Two lawmakers of Bolivia’s right-wing opposition are filing a lawsuit against President Luis Arce for ‘racism and discrimination’ due to a comment made by Arce at a campaign rally regarding the manner in which vaccines were being distributed and prioritized.
“This complaint is filed against Luis Alberto Arce Catacora for the crimes of racism, discrimination and breach of duties,” reads the filing made by Adrian Gandarillas and Luciana Campero, of the liberal Comunidad Ciudadana party, led by Carlos Mesa.
The comment was made at a MAS rally in the city of Tarija on April 8th, in which President Arce said, “There is a lot to coordinate, on economic matters, on health matters. We’ve just sent vaccines, for the people and for medical staff, not for rich families nor the oligarchy of Tarija! We’ll continue supporting the people of Tarija to resolve problems in healthcare.”

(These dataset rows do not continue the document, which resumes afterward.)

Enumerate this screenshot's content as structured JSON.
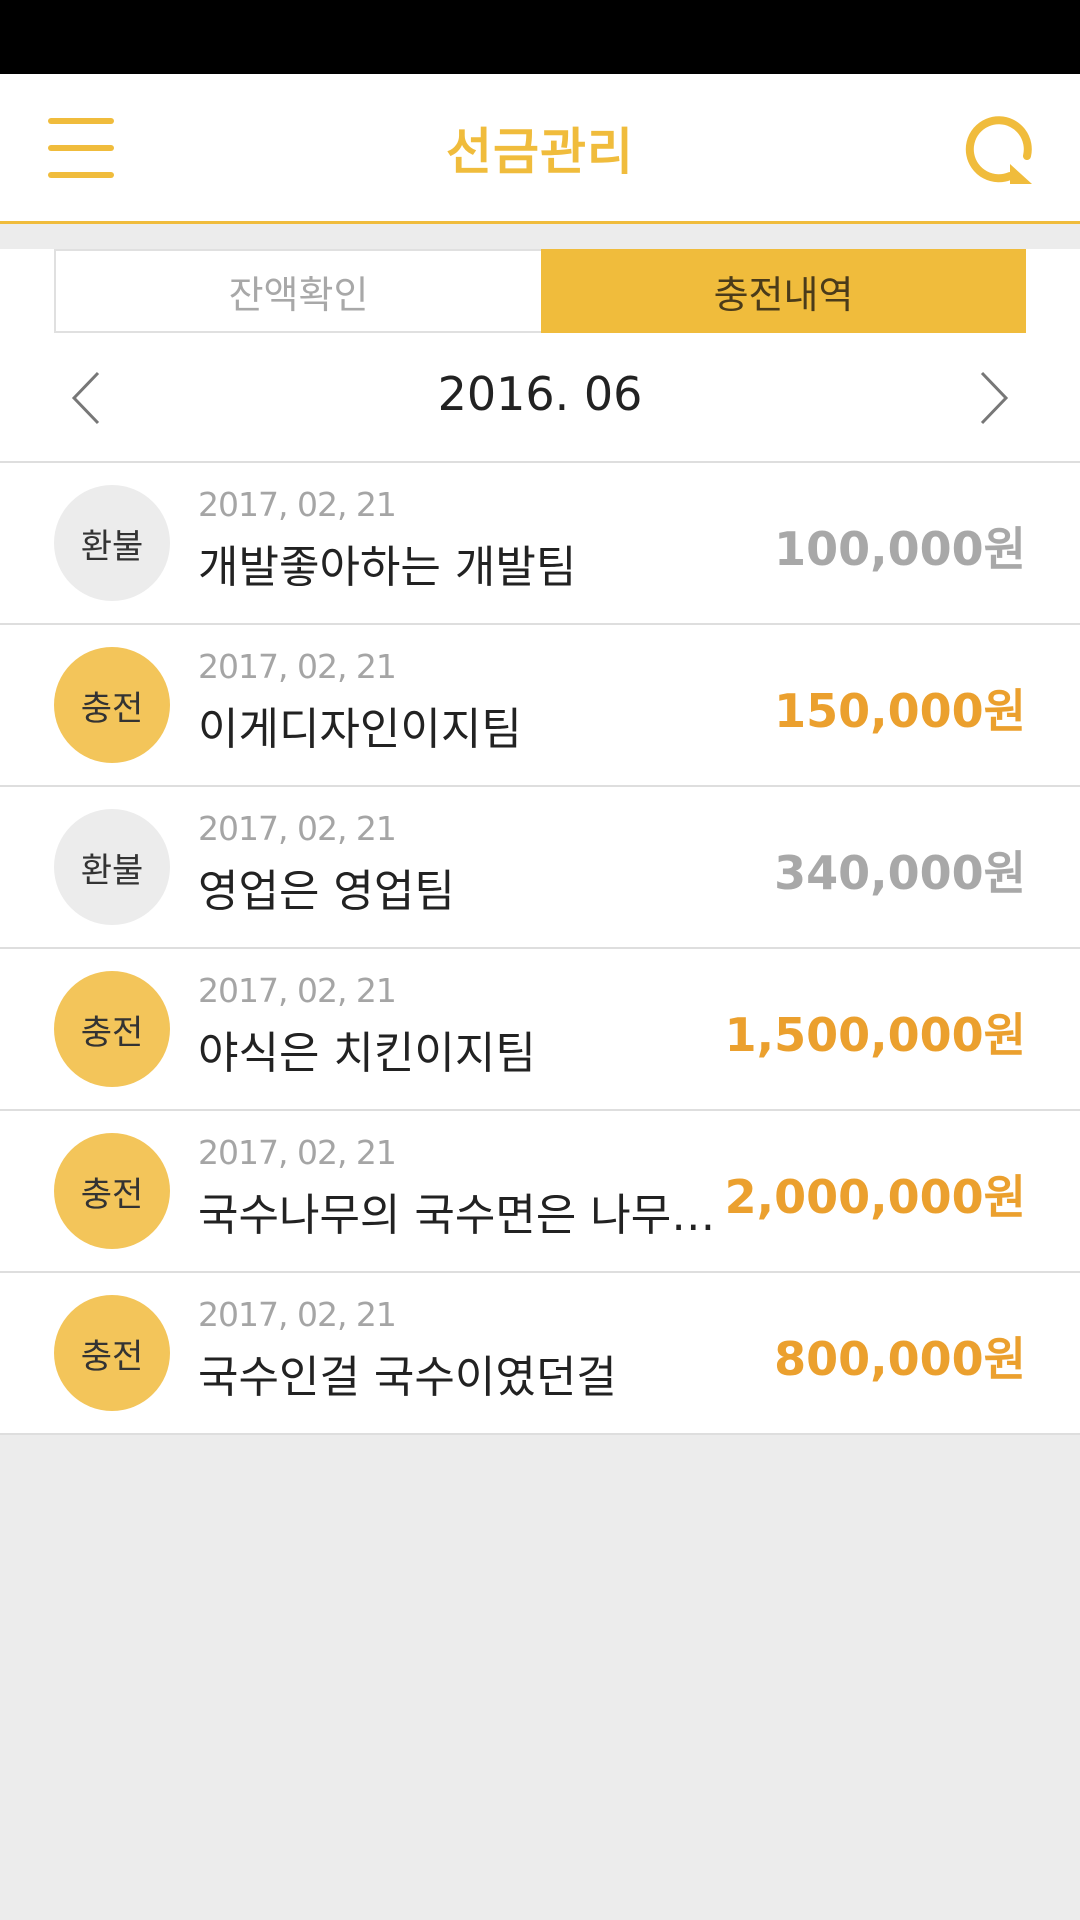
{
  "header": {
    "title": "선금관리",
    "menu_icon": "hamburger-menu-icon",
    "refresh_icon": "refresh-icon"
  },
  "tabs": [
    {
      "label": "잔액확인",
      "active": false
    },
    {
      "label": "충전내역",
      "active": true
    }
  ],
  "month_nav": {
    "label": "2016. 06",
    "prev_icon": "chevron-left-icon",
    "next_icon": "chevron-right-icon"
  },
  "items": [
    {
      "badge": "환불",
      "type": "refund",
      "date": "2017, 02, 21",
      "name": "개발좋아하는 개발팀",
      "amount": "100,000원"
    },
    {
      "badge": "충전",
      "type": "charge",
      "date": "2017, 02, 21",
      "name": "이게디자인이지팀",
      "amount": "150,000원"
    },
    {
      "badge": "환불",
      "type": "refund",
      "date": "2017, 02, 21",
      "name": "영업은 영업팀",
      "amount": "340,000원"
    },
    {
      "badge": "충전",
      "type": "charge",
      "date": "2017, 02, 21",
      "name": "야식은 치킨이지팀",
      "amount": "1,500,000원"
    },
    {
      "badge": "충전",
      "type": "charge",
      "date": "2017, 02, 21",
      "name": "국수나무의 국수면은 나무에...",
      "amount": "2,000,000원"
    },
    {
      "badge": "충전",
      "type": "charge",
      "date": "2017, 02, 21",
      "name": "국수인걸 국수이였던걸",
      "amount": "800,000원"
    }
  ],
  "colors": {
    "accent": "#f0bc3c",
    "charge_badge": "#f3c55a",
    "refund_badge": "#ececec",
    "charge_amount": "#eba02e",
    "refund_amount": "#a8a8a8"
  }
}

Healthcare workers and vulnerable groups continue to be prioritized at this early stage of the vaccine rollout, however, the two oppositionists say they consider the comments a form of ‘racism and discrimination’ against rich families and the oligarchy of Tarija.
From the time President Arce took office, his administration moved quickly to secure vaccines for the entire Bolivian population, to be provided free of charge, in line with the administration’s conviction that health is a right.
The Bolivian government has also taken to the United Nations to call for equitable access to safe vaccines, medicines and diagnostic tests, expressing concern about the unequal distribution of vaccines against Covid-19, affecting developing countries. Participating in a session of the UN Economic and Social Council on April 16, Foreign Minister Rogelio Mayta called for the vaccines patents to be released “exceptionally and in an expeditious manner, so that all pharmaceutical companies capable of producing them can do so.”
While the right-wing has tried to individualize matters of health and privatize health services, the government is looking to expand and improve public health services.